PROBLEM DETAILS. Each line must appear in the answer exactly as it does in the data.

——

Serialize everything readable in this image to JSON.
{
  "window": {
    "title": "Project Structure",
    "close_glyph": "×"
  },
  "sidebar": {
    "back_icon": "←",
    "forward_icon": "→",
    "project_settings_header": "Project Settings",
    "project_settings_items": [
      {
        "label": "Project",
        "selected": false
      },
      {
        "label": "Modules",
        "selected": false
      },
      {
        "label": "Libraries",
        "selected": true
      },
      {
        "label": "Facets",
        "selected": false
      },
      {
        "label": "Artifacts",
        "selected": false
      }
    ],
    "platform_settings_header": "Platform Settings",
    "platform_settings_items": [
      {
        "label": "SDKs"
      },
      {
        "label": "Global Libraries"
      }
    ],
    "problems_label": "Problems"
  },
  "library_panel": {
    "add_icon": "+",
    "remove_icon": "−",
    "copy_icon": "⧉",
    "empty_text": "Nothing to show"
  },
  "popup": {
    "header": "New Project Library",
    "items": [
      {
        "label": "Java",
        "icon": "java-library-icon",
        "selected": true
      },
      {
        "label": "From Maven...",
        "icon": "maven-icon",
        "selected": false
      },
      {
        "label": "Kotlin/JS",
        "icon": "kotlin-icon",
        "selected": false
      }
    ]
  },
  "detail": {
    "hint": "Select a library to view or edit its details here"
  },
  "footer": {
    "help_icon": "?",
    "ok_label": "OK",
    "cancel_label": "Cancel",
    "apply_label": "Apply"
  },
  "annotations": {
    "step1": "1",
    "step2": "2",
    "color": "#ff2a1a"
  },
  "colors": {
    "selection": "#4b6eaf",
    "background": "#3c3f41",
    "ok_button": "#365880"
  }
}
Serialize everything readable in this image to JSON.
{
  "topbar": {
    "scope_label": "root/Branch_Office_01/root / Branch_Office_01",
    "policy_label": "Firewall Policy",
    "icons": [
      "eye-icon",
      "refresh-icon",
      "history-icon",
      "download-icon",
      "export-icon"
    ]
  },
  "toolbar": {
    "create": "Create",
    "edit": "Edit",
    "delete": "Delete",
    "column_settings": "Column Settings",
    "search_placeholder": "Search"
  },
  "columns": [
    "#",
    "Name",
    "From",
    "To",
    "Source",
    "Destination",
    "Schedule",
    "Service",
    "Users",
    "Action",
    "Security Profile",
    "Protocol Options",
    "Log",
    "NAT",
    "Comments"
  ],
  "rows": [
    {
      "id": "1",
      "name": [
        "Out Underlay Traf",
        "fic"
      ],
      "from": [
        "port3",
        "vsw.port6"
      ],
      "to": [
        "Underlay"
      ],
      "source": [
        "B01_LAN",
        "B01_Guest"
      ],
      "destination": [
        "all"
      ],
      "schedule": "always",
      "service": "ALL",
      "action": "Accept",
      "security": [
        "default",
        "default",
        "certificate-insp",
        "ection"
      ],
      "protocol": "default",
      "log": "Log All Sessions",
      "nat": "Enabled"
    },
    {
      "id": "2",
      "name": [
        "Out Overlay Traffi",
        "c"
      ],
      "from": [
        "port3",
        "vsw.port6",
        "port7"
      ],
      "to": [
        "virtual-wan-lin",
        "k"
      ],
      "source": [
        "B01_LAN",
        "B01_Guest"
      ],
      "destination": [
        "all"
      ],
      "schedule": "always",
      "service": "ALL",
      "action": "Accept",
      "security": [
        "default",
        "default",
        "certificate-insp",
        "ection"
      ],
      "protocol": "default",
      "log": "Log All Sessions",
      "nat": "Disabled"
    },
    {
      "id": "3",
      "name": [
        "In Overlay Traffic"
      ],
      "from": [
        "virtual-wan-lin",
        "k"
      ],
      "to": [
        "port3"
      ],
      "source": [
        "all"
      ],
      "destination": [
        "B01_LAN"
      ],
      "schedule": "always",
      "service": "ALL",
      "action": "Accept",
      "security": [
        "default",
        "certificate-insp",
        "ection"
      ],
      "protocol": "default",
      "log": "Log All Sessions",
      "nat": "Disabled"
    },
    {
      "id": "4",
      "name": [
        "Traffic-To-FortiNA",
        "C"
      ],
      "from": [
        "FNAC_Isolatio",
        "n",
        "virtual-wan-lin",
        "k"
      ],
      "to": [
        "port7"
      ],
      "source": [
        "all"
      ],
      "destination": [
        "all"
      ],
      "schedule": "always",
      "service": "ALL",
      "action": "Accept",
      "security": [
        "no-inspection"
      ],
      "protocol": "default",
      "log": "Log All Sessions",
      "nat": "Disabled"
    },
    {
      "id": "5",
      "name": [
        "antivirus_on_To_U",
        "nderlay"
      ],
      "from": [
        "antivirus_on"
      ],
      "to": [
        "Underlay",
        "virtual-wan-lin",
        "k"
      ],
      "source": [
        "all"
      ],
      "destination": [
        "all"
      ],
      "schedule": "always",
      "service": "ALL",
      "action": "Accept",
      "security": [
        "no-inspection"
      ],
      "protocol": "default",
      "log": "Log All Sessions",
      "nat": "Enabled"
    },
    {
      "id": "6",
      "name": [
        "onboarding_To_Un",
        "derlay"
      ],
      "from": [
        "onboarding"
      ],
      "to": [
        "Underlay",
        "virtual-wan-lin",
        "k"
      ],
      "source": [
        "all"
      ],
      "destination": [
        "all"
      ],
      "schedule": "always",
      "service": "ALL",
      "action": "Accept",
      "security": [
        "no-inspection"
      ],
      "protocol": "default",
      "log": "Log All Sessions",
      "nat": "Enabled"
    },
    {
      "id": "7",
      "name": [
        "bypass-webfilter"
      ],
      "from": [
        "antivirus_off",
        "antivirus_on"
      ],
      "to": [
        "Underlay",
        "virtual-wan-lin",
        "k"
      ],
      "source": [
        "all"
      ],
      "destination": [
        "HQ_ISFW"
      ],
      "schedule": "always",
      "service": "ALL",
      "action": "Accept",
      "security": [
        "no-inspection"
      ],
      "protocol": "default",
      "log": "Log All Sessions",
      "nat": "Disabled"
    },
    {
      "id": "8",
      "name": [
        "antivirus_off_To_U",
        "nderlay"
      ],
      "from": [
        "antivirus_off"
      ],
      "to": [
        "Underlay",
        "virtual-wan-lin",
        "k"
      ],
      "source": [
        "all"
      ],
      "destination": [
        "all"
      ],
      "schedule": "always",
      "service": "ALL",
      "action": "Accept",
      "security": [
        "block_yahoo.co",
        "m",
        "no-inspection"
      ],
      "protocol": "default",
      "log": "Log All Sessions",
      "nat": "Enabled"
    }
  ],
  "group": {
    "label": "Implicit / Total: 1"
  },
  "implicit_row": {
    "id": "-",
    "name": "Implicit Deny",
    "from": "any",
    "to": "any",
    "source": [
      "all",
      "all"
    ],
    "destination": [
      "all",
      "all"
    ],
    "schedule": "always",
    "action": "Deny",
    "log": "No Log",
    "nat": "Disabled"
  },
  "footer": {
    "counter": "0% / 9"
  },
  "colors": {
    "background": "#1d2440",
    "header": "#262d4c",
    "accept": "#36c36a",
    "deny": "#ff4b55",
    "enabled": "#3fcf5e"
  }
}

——

TASK SOLUTION.
Serialize everything readable in this image to JSON.
{
  "window": {
    "title": "Project Structure",
    "close_glyph": "×"
  },
  "sidebar": {
    "back_icon": "←",
    "forward_icon": "→",
    "project_settings_header": "Project Settings",
    "project_settings_items": [
      {
        "label": "Project",
        "selected": false
      },
      {
        "label": "Modules",
        "selected": false
      },
      {
        "label": "Libraries",
        "selected": true
      },
      {
        "label": "Facets",
        "selected": false
      },
      {
        "label": "Artifacts",
        "selected": false
      }
    ],
    "platform_settings_header": "Platform Settings",
    "platform_settings_items": [
      {
        "label": "SDKs"
      },
      {
        "label": "Global Libraries"
      }
    ],
    "problems_label": "Problems"
  },
  "library_panel": {
    "add_icon": "+",
    "remove_icon": "−",
    "copy_icon": "⧉",
    "empty_text": "Nothing to show"
  },
  "popup": {
    "header": "New Project Library",
    "items": [
      {
        "label": "Java",
        "icon": "java-library-icon",
        "selected": true
      },
      {
        "label": "From Maven...",
        "icon": "maven-icon",
        "selected": false
      },
      {
        "label": "Kotlin/JS",
        "icon": "kotlin-icon",
        "selected": false
      }
    ]
  },
  "detail": {
    "hint": "Select a library to view or edit its details here"
  },
  "footer": {
    "help_icon": "?",
    "ok_label": "OK",
    "cancel_label": "Cancel",
    "apply_label": "Apply"
  },
  "annotations": {
    "step1": "1",
    "step2": "2",
    "color": "#ff2a1a"
  },
  "colors": {
    "selection": "#4b6eaf",
    "background": "#3c3f41",
    "ok_button": "#365880"
  }
}
Serialize everything readable in this image to JSON.
{
  "topbar": {
    "scope_label": "root/Branch_Office_01/root / Branch_Office_01",
    "policy_label": "Firewall Policy",
    "icons": [
      "eye-icon",
      "refresh-icon",
      "history-icon",
      "download-icon",
      "export-icon"
    ]
  },
  "toolbar": {
    "create": "Create",
    "edit": "Edit",
    "delete": "Delete",
    "column_settings": "Column Settings",
    "search_placeholder": "Search"
  },
  "columns": [
    "#",
    "Name",
    "From",
    "To",
    "Source",
    "Destination",
    "Schedule",
    "Service",
    "Users",
    "Action",
    "Security Profile",
    "Protocol Options",
    "Log",
    "NAT",
    "Comments"
  ],
  "rows": [
    {
      "id": "1",
      "name": [
        "Out Underlay Traf",
        "fic"
      ],
      "from": [
        "port3",
        "vsw.port6"
      ],
      "to": [
        "Underlay"
      ],
      "source": [
        "B01_LAN",
        "B01_Guest"
      ],
      "destination": [
        "all"
      ],
      "schedule": "always",
      "service": "ALL",
      "action": "Accept",
      "security": [
        "default",
        "default",
        "certificate-insp",
        "ection"
      ],
      "protocol": "default",
      "log": "Log All Sessions",
      "nat": "Enabled"
    },
    {
      "id": "2",
      "name": [
        "Out Overlay Traffi",
        "c"
      ],
      "from": [
        "port3",
        "vsw.port6",
        "port7"
      ],
      "to": [
        "virtual-wan-lin",
        "k"
      ],
      "source": [
        "B01_LAN",
        "B01_Guest"
      ],
      "destination": [
        "all"
      ],
      "schedule": "always",
      "service": "ALL",
      "action": "Accept",
      "security": [
        "default",
        "default",
        "certificate-insp",
        "ection"
      ],
      "protocol": "default",
      "log": "Log All Sessions",
      "nat": "Disabled"
    },
    {
      "id": "3",
      "name": [
        "In Overlay Traffic"
      ],
      "from": [
        "virtual-wan-lin",
        "k"
      ],
      "to": [
        "port3"
      ],
      "source": [
        "all"
      ],
      "destination": [
        "B01_LAN"
      ],
      "schedule": "always",
      "service": "ALL",
      "action": "Accept",
      "security": [
        "default",
        "certificate-insp",
        "ection"
      ],
      "protocol": "default",
      "log": "Log All Sessions",
      "nat": "Disabled"
    },
    {
      "id": "4",
      "name": [
        "Traffic-To-FortiNA",
        "C"
      ],
      "from": [
        "FNAC_Isolatio",
        "n",
        "virtual-wan-lin",
        "k"
      ],
      "to": [
        "port7"
      ],
      "source": [
        "all"
      ],
      "destination": [
        "all"
      ],
      "schedule": "always",
      "service": "ALL",
      "action": "Accept",
      "security": [
        "no-inspection"
      ],
      "protocol": "default",
      "log": "Log All Sessions",
      "nat": "Disabled"
    },
    {
      "id": "5",
      "name": [
        "antivirus_on_To_U",
        "nderlay"
      ],
      "from": [
        "antivirus_on"
      ],
      "to": [
        "Underlay",
        "virtual-wan-lin",
        "k"
      ],
      "source": [
        "all"
      ],
      "destination": [
        "all"
      ],
      "schedule": "always",
      "service": "ALL",
      "action": "Accept",
      "security": [
        "no-inspection"
      ],
      "protocol": "default",
      "log": "Log All Sessions",
      "nat": "Enabled"
    },
    {
      "id": "6",
      "name": [
        "onboarding_To_Un",
        "derlay"
      ],
      "from": [
        "onboarding"
      ],
      "to": [
        "Underlay",
        "virtual-wan-lin",
        "k"
      ],
      "source": [
        "all"
      ],
      "destination": [
        "all"
      ],
      "schedule": "always",
      "service": "ALL",
      "action": "Accept",
      "security": [
        "no-inspection"
      ],
      "protocol": "default",
      "log": "Log All Sessions",
      "nat": "Enabled"
    },
    {
      "id": "7",
      "name": [
        "bypass-webfilter"
      ],
      "from": [
        "antivirus_off",
        "antivirus_on"
      ],
      "to": [
        "Underlay",
        "virtual-wan-lin",
        "k"
      ],
      "source": [
        "all"
      ],
      "destination": [
        "HQ_ISFW"
      ],
      "schedule": "always",
      "service": "ALL",
      "action": "Accept",
      "security": [
        "no-inspection"
      ],
      "protocol": "default",
      "log": "Log All Sessions",
      "nat": "Disabled"
    },
    {
      "id": "8",
      "name": [
        "antivirus_off_To_U",
        "nderlay"
      ],
      "from": [
        "antivirus_off"
      ],
      "to": [
        "Underlay",
        "virtual-wan-lin",
        "k"
      ],
      "source": [
        "all"
      ],
      "destination": [
        "all"
      ],
      "schedule": "always",
      "service": "ALL",
      "action": "Accept",
      "security": [
        "block_yahoo.co",
        "m",
        "no-inspection"
      ],
      "protocol": "default",
      "log": "Log All Sessions",
      "nat": "Enabled"
    }
  ],
  "group": {
    "label": "Implicit / Total: 1"
  },
  "implicit_row": {
    "id": "-",
    "name": "Implicit Deny",
    "from": "any",
    "to": "any",
    "source": [
      "all",
      "all"
    ],
    "destination": [
      "all",
      "all"
    ],
    "schedule": "always",
    "action": "Deny",
    "log": "No Log",
    "nat": "Disabled"
  },
  "footer": {
    "counter": "0% / 9"
  },
  "colors": {
    "background": "#1d2440",
    "header": "#262d4c",
    "accept": "#36c36a",
    "deny": "#ff4b55",
    "enabled": "#3fcf5e"
  }
}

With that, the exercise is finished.